As CNN first reported, Carter Page's speech critical of US policy against Russia in July 2016 at a prominent Moscow university drew the attention of the FBI and raised concerns he had been compromised by Russian intelligence, according to US officials. They also feared that Russian operatives maintained contact with him both in the United States and Russia, US officials say.
His conversations with suspected Russian operatives are being examined as part of a large intelligence-gathering operation by the FBI and other US agencies that was set up to probe Russia's interference in the election. The officials would not say what the conversations were about.
How Page's name became associated with the campaign is a reflection of how minimal the Trump operation was last year, as establishment national security figures avoided an association with the insurgent operation.
Page wrote to the House Intelligence committee offering to testify, Page describes more interactions with the campaign. The FBI had Page on their radar for at least four years, according to court documents and US officials.
Former CIA Director James Woolsey was an adviser to Donald Trump’s campaign. He eventually quit during the transition period, diplomatically suggesting that his role had run its course. But he’s now publicly disclosing something which may have been a factor. Last summer Michael Flynn brought Woolsey along to a meeting with representatives from the Turkish government, where they discussed theoretical plans for abducting Turkish dissident Fethullah Gulen from his home in Pennsylvania and shipping him back to Turkey. During the same meeting, Flynn tried to hire Woolsey as a consultant to his firm, in the name of furthering this plot against Gulen.

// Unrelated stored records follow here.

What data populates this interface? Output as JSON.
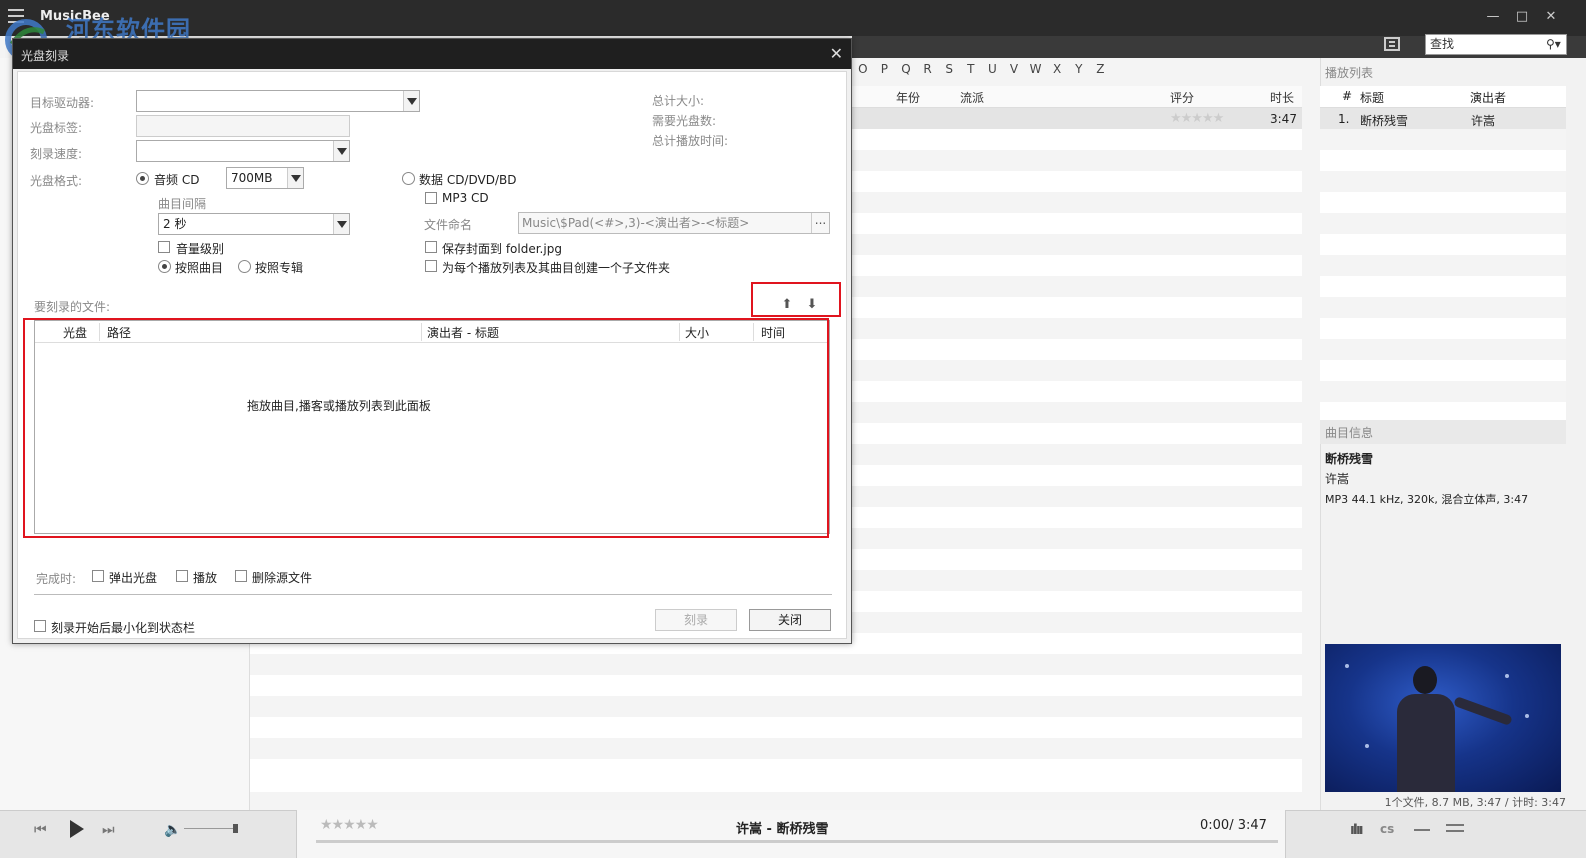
{
  "app": {
    "title": "MusicBee",
    "watermark_text": "河东软件园",
    "watermark_url": "www.pc0359.cn"
  },
  "search": {
    "placeholder": "查找"
  },
  "alphabet": [
    "O",
    "P",
    "Q",
    "R",
    "S",
    "T",
    "U",
    "V",
    "W",
    "X",
    "Y",
    "Z"
  ],
  "track_list": {
    "columns": [
      "年份",
      "流派",
      "评分",
      "时长"
    ],
    "row": {
      "rating": "★★★★★",
      "duration": "3:47"
    }
  },
  "playlist": {
    "label": "播放列表",
    "columns": [
      "#",
      "标题",
      "演出者"
    ],
    "items": [
      {
        "num": "1.",
        "title": "断桥残雪",
        "artist": "许嵩"
      }
    ]
  },
  "track_info": {
    "label": "曲目信息",
    "title": "断桥残雪",
    "artist": "许嵩",
    "format": "MP3 44.1 kHz, 320k, 混合立体声, 3:47"
  },
  "status_bar": "1个文件, 8.7 MB, 3:47 /    计时: 3:47",
  "player": {
    "rating": "★★★★★",
    "now_playing": "许嵩 - 断桥残雪",
    "time": "0:00/ 3:47",
    "volume_level": 0.95
  },
  "dialog": {
    "title": "光盘刻录",
    "labels": {
      "target_drive": "目标驱动器:",
      "disc_label": "光盘标签:",
      "burn_speed": "刻录速度:",
      "disc_format": "光盘格式:",
      "track_gap": "曲目间隔",
      "file_naming": "文件命名",
      "total_size": "总计大小:",
      "discs_needed": "需要光盘数:",
      "total_time": "总计播放时间:",
      "files_to_burn": "要刻录的文件:",
      "on_complete": "完成时:"
    },
    "options": {
      "audio_cd": "音频 CD",
      "audio_size": "700MB",
      "gap_value": "2 秒",
      "volume_level": "音量级别",
      "by_track": "按照曲目",
      "by_album": "按照专辑",
      "data_disc": "数据 CD/DVD/BD",
      "mp3_cd": "MP3 CD",
      "file_naming_value": "Music\\$Pad(<#>,3)-<演出者>-<标题>",
      "ellipsis": "...",
      "save_cover": "保存封面到 folder.jpg",
      "subfolder": "为每个播放列表及其曲目创建一个子文件夹",
      "eject": "弹出光盘",
      "play": "播放",
      "delete_source": "删除源文件",
      "minimize": "刻录开始后最小化到状态栏"
    },
    "file_columns": [
      "光盘",
      "路径",
      "演出者 - 标题",
      "大小",
      "时间"
    ],
    "empty_hint": "拖放曲目,播客或播放列表到此面板",
    "buttons": {
      "burn": "刻录",
      "close": "关闭"
    }
  }
}
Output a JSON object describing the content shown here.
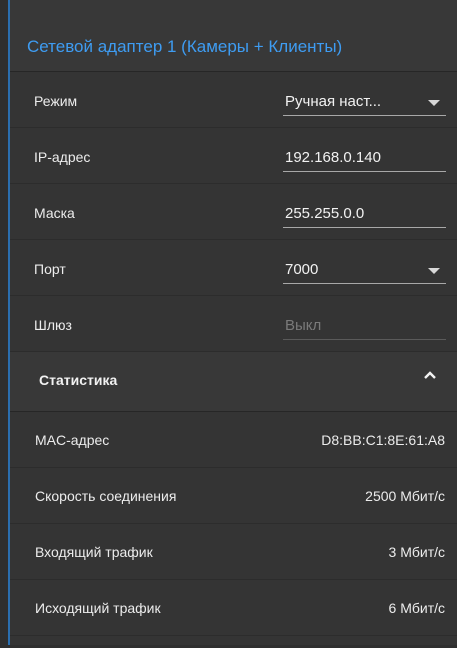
{
  "panel": {
    "title": "Сетевой адаптер 1 (Камеры + Клиенты)",
    "accent_color": "#3e9cf2"
  },
  "settings": {
    "mode": {
      "label": "Режим",
      "value": "Ручная наст..."
    },
    "ip": {
      "label": "IP-адрес",
      "value": "192.168.0.140"
    },
    "mask": {
      "label": "Маска",
      "value": "255.255.0.0"
    },
    "port": {
      "label": "Порт",
      "value": "7000"
    },
    "gateway": {
      "label": "Шлюз",
      "value": "Выкл"
    }
  },
  "statistics": {
    "title": "Статистика",
    "rows": [
      {
        "label": "MAC-адрес",
        "value": "D8:BB:C1:8E:61:A8"
      },
      {
        "label": "Скорость соединения",
        "value": "2500 Мбит/с"
      },
      {
        "label": "Входящий трафик",
        "value": "3 Мбит/с"
      },
      {
        "label": "Исходящий трафик",
        "value": "6 Мбит/с"
      }
    ]
  }
}
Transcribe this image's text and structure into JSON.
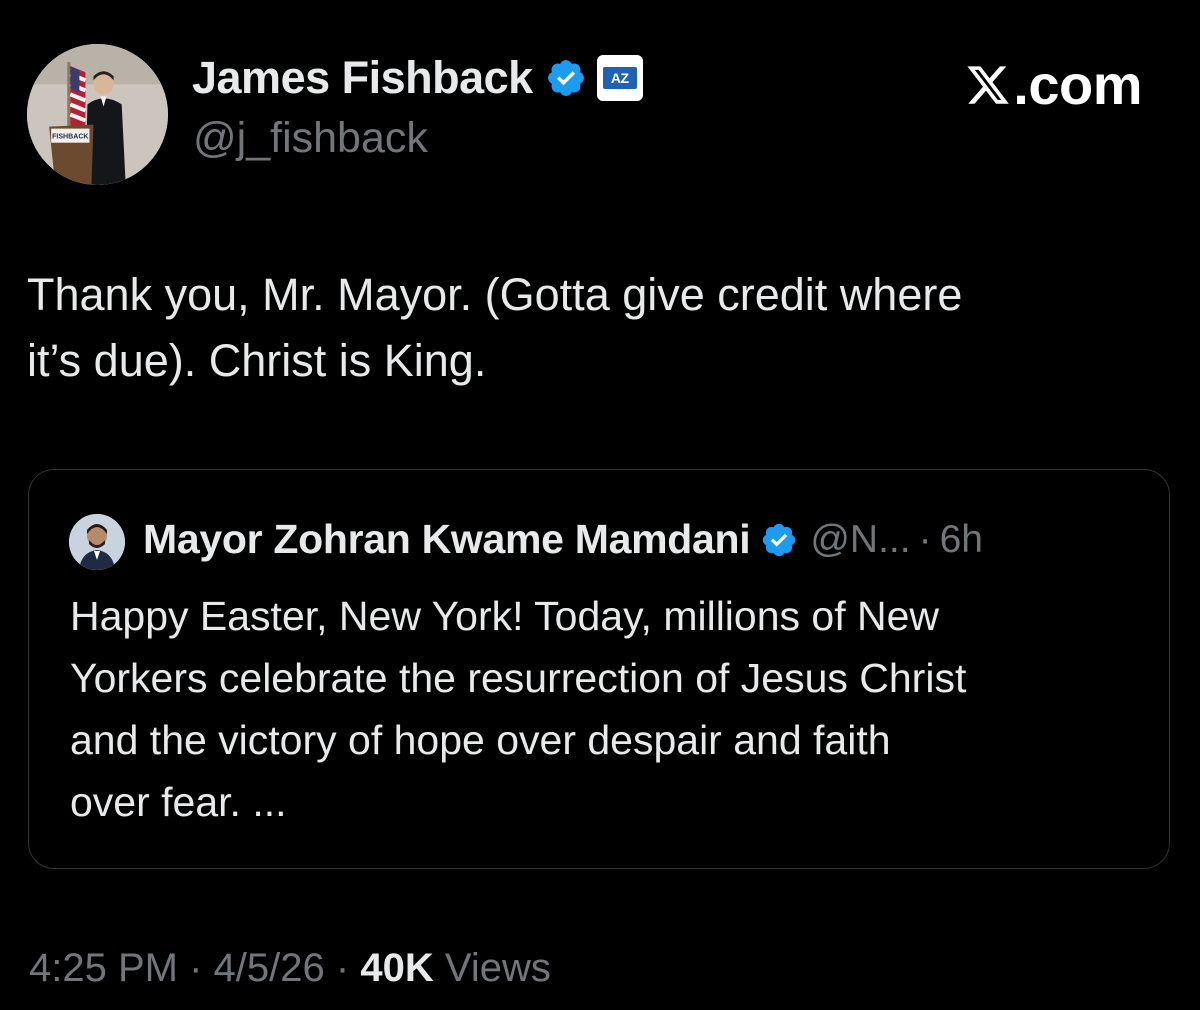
{
  "author": {
    "name": "James Fishback",
    "handle": "@j_fishback",
    "affiliate_badge": "AZ",
    "podium_sign": "FISHBACK"
  },
  "brand": {
    "site_text": ".com"
  },
  "tweet": {
    "text_line1": "Thank you, Mr. Mayor. (Gotta give credit where",
    "text_line2": "it’s due). Christ is King."
  },
  "quote": {
    "name": "Mayor Zohran Kwame Mamdani",
    "handle": "@N...",
    "separator": "·",
    "time": "6h",
    "text_line1": "Happy Easter, New York! Today, millions of New",
    "text_line2": "Yorkers celebrate the resurrection of Jesus Christ",
    "text_line3": "and the victory of hope over despair and faith",
    "text_line4": "over fear. ..."
  },
  "meta": {
    "time": "4:25 PM",
    "sep1": "·",
    "date": "4/5/26",
    "sep2": "·",
    "views_count": "40K",
    "views_label": "Views"
  },
  "colors": {
    "background": "#000000",
    "primary_text": "#e7e9ea",
    "secondary_text": "#71767b",
    "verified_blue": "#1d9bf0",
    "border": "#2f3336"
  },
  "icons": [
    "verified-badge-icon",
    "affiliate-badge-icon",
    "x-logo-icon"
  ]
}
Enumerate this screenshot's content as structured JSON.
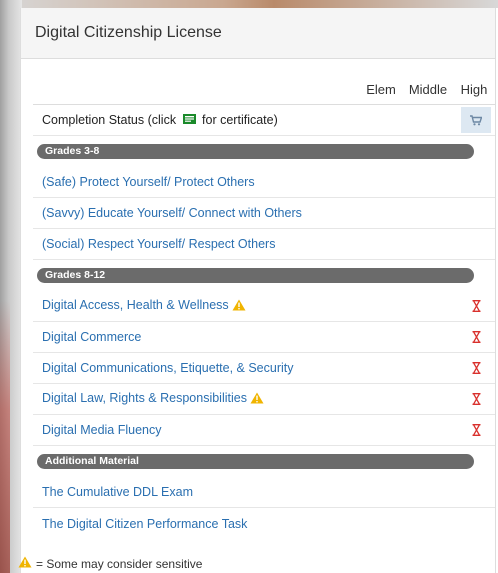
{
  "panel": {
    "title": "Digital Citizenship License"
  },
  "columns": {
    "elem": "Elem",
    "middle": "Middle",
    "high": "High"
  },
  "completion": {
    "prefix": "Completion Status (click",
    "suffix": "for certificate)"
  },
  "sections": {
    "grades_3_8": {
      "label": "Grades 3-8",
      "items": [
        "(Safe) Protect Yourself/ Protect Others",
        "(Savvy) Educate Yourself/ Connect with Others",
        "(Social) Respect Yourself/ Respect Others"
      ]
    },
    "grades_8_12": {
      "label": "Grades 8-12",
      "items": [
        "Digital Access, Health & Wellness",
        "Digital Commerce",
        "Digital Communications, Etiquette, & Security",
        "Digital Law, Rights & Responsibilities",
        "Digital Media Fluency"
      ]
    },
    "additional": {
      "label": "Additional Material",
      "items": [
        "The Cumulative DDL Exam",
        "The Digital Citizen Performance Task"
      ]
    }
  },
  "legend": {
    "text": "= Some may consider sensitive"
  },
  "icons": {
    "certificate": "certificate-icon",
    "cart": "cart-icon",
    "hourglass": "hourglass-icon",
    "warning": "warning-icon"
  },
  "colors": {
    "link": "#2a6fb0",
    "section_pill": "#6b6b6b",
    "hourglass": "#d9302c",
    "warning": "#f0b400",
    "cart_cell": "#dde8f2"
  }
}
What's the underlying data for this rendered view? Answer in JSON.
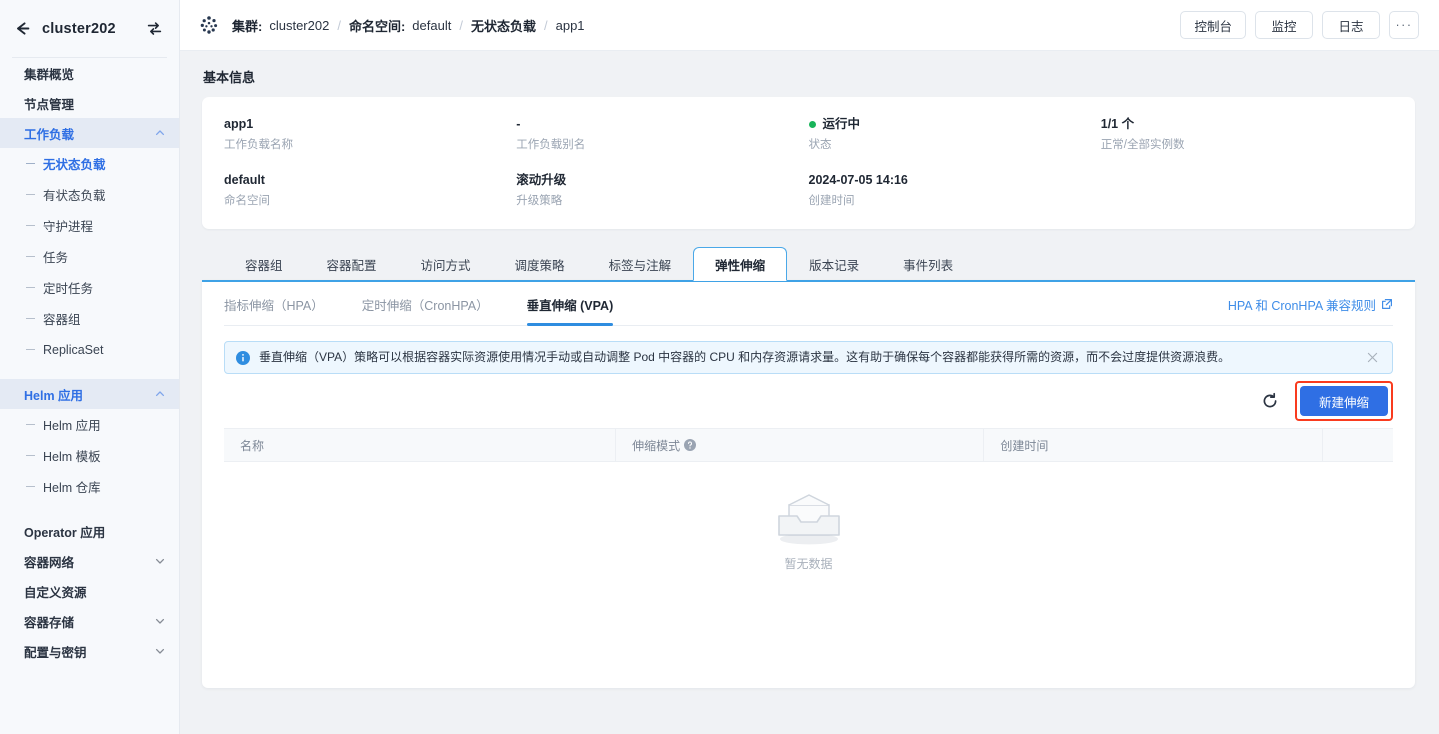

April 21, 2017
This may be of some interest to the DOJ official overseeing the FBI’s ongoing counter-intelligence investigation, but as Politico reported, it turns out, she’s leaving her post.
The Justice Department official who is leading the government’s investigation into potential collusion between President Donald Trump’s campaign and the Russian government will step down next month.
Mary McCord, who has served as acting assistant attorney general for national security since October, informed DOJ employees this week that she will be leaving in mid-May, a spokesman confirmed to POLITICO.
DOJ’s National Security Division is leading the agency’s inquiry into possible links between Trump campaign aides and Moscow, as well as the Kremlin’s alleged digital meddling campaign during the 2016 presidential race. This does not mean that the investigation is over, but Rachel spoke about this last night with Matthew Miller, a former Justice Department spokesperson, who raised an under-appreciated point.
McCord, who’s now stepping down for reasons that haven’t been publicly disclosed, is a career Justice Department official, not a political appointee, who’s had a hands-on, day-to-day oversight role in the counter-intelligence investigation. Once she steps down, it’s possible, if not likely, that the DOJ will replace her with a political appointee, chosen by Team Trump, at least temporarily.
You see the problem: Team Trump is the subject of the investigation Mary McCord has helped lead. Indeed, Attorney General Jeff Sessions, who’s been accused of lying under oath about his own communications with Russian officials, has recused himself from the investigation, but it may soon fall to him to choose McCord’s acting successor.
It’s why Matthew Miller said last night, “I think it would be hugely troubling if [the Trump administration] put a political appointee, who had not been nominated, not been confirmed by the Senate into this job to investigate the president…. Eventually, I think it has to be a special counsel, but short of that, it has to be an acting career person until someone can be confirmed by the Senate.”